The data:
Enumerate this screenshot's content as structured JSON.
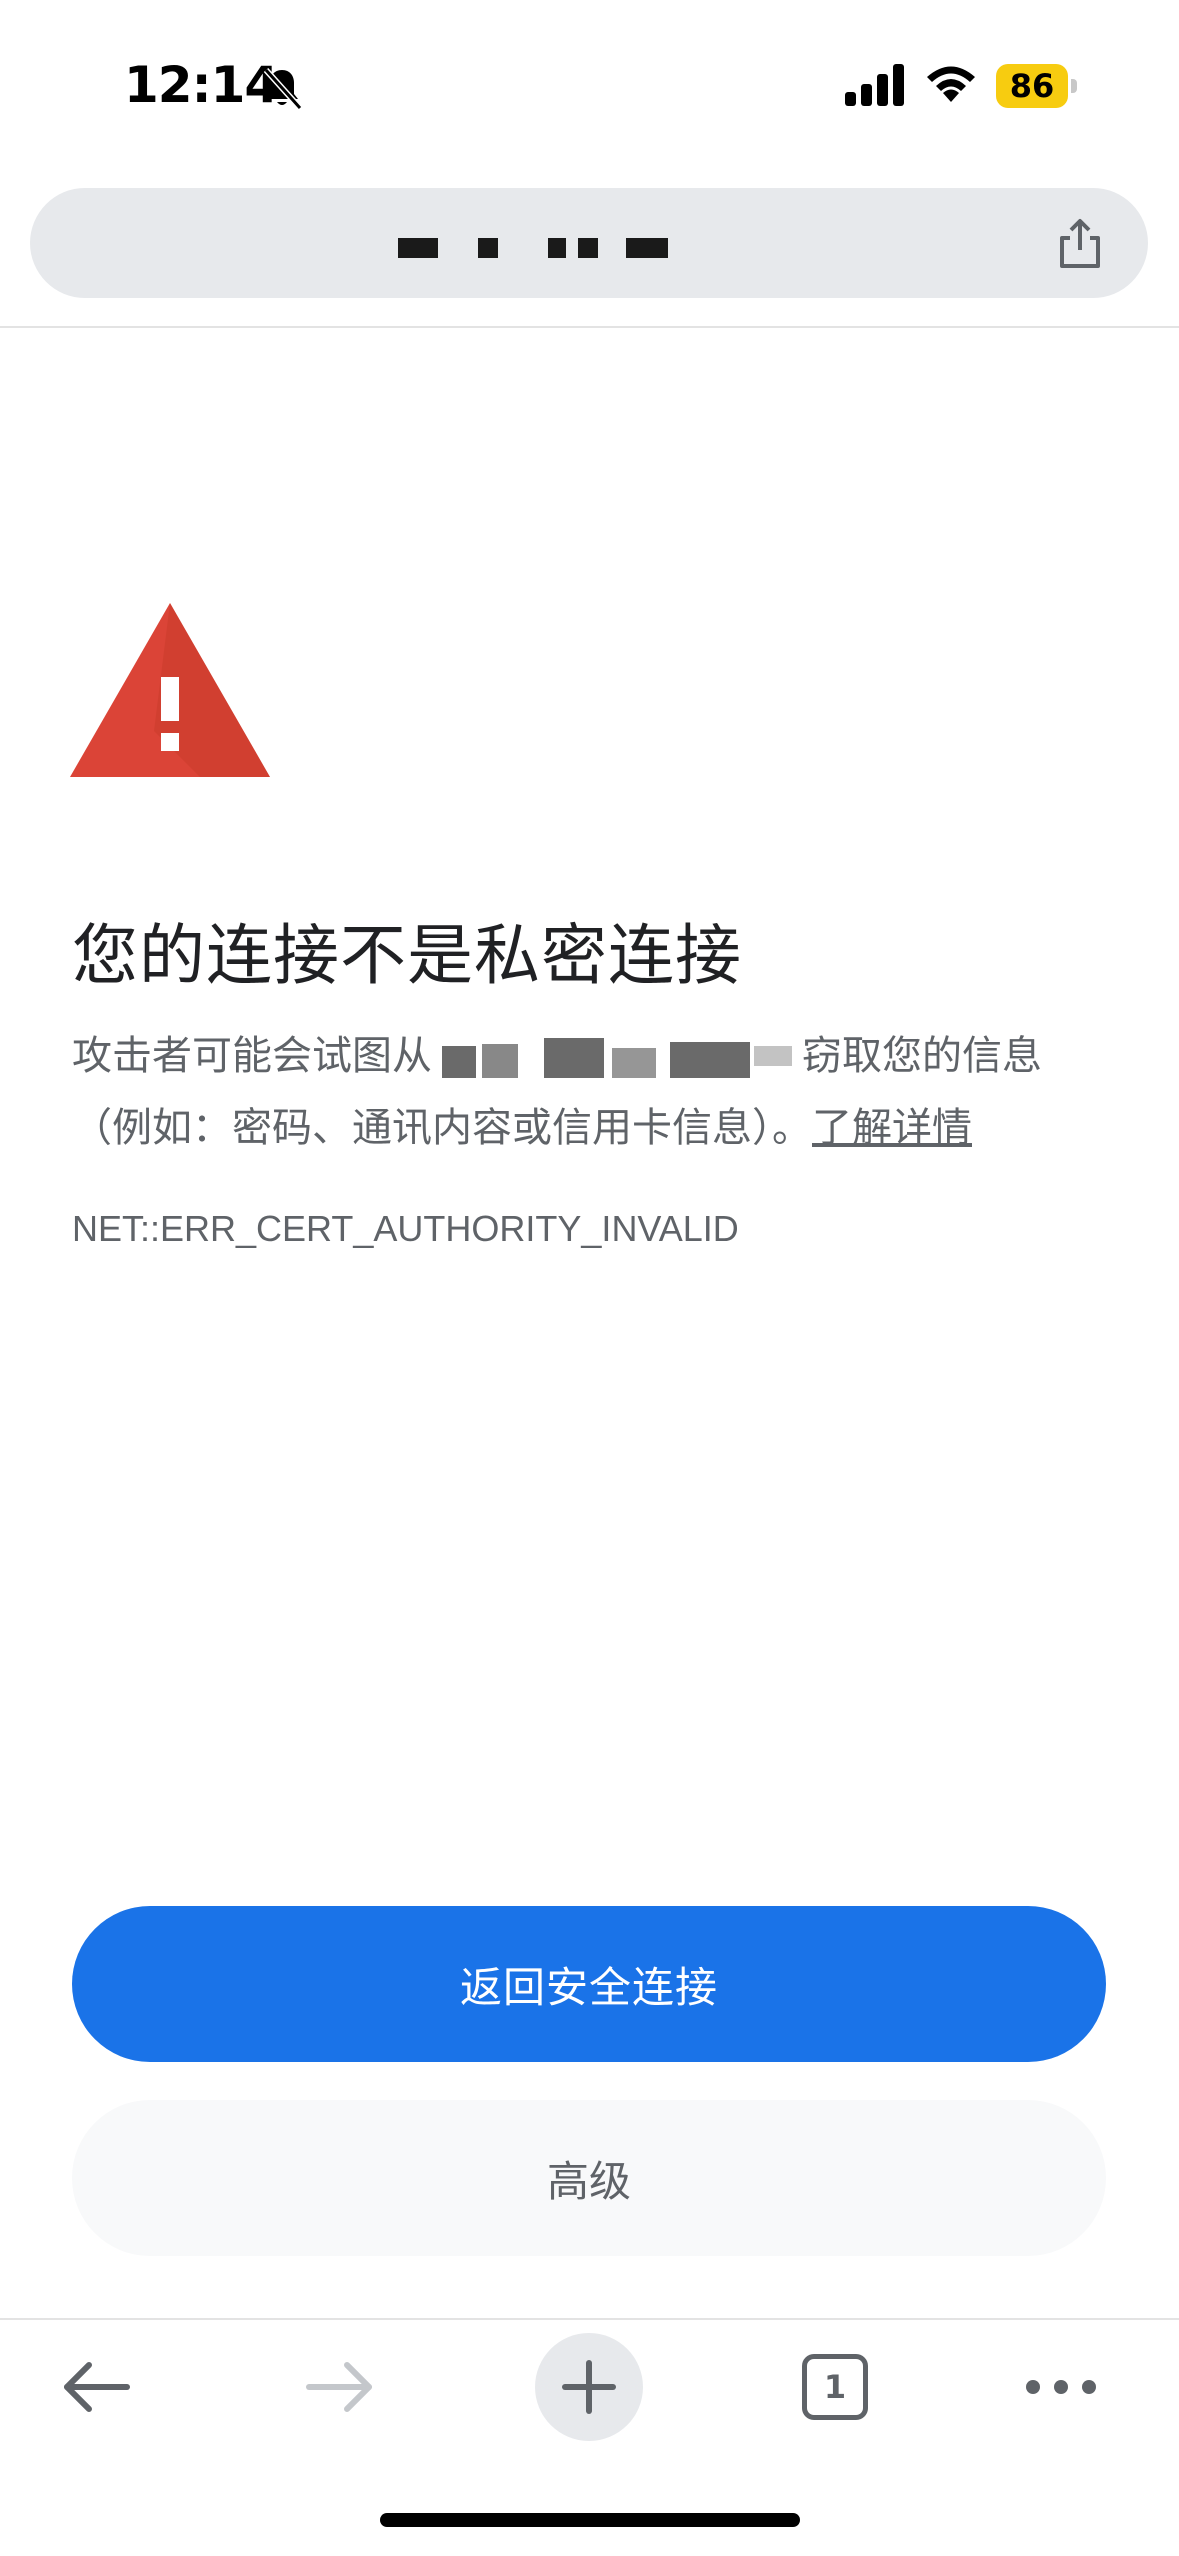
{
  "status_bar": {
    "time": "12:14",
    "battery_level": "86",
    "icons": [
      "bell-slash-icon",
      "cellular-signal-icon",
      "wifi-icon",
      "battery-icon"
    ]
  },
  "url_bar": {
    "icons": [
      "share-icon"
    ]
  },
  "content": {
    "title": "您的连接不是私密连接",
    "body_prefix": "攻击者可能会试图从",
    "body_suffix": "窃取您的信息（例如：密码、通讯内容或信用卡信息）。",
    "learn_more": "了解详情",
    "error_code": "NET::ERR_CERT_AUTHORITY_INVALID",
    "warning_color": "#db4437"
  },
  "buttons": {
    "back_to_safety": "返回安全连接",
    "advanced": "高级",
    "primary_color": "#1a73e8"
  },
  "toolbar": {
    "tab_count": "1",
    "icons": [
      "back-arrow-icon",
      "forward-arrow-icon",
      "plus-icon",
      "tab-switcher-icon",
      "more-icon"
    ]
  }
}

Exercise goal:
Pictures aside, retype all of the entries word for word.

Task result:
Enumerate this screenshot's content as structured JSON.
{
  "status_bar": {
    "time": "12:14",
    "battery_level": "86",
    "icons": [
      "bell-slash-icon",
      "cellular-signal-icon",
      "wifi-icon",
      "battery-icon"
    ]
  },
  "url_bar": {
    "icons": [
      "share-icon"
    ]
  },
  "content": {
    "title": "您的连接不是私密连接",
    "body_prefix": "攻击者可能会试图从",
    "body_suffix": "窃取您的信息（例如：密码、通讯内容或信用卡信息）。",
    "learn_more": "了解详情",
    "error_code": "NET::ERR_CERT_AUTHORITY_INVALID",
    "warning_color": "#db4437"
  },
  "buttons": {
    "back_to_safety": "返回安全连接",
    "advanced": "高级",
    "primary_color": "#1a73e8"
  },
  "toolbar": {
    "tab_count": "1",
    "icons": [
      "back-arrow-icon",
      "forward-arrow-icon",
      "plus-icon",
      "tab-switcher-icon",
      "more-icon"
    ]
  }
}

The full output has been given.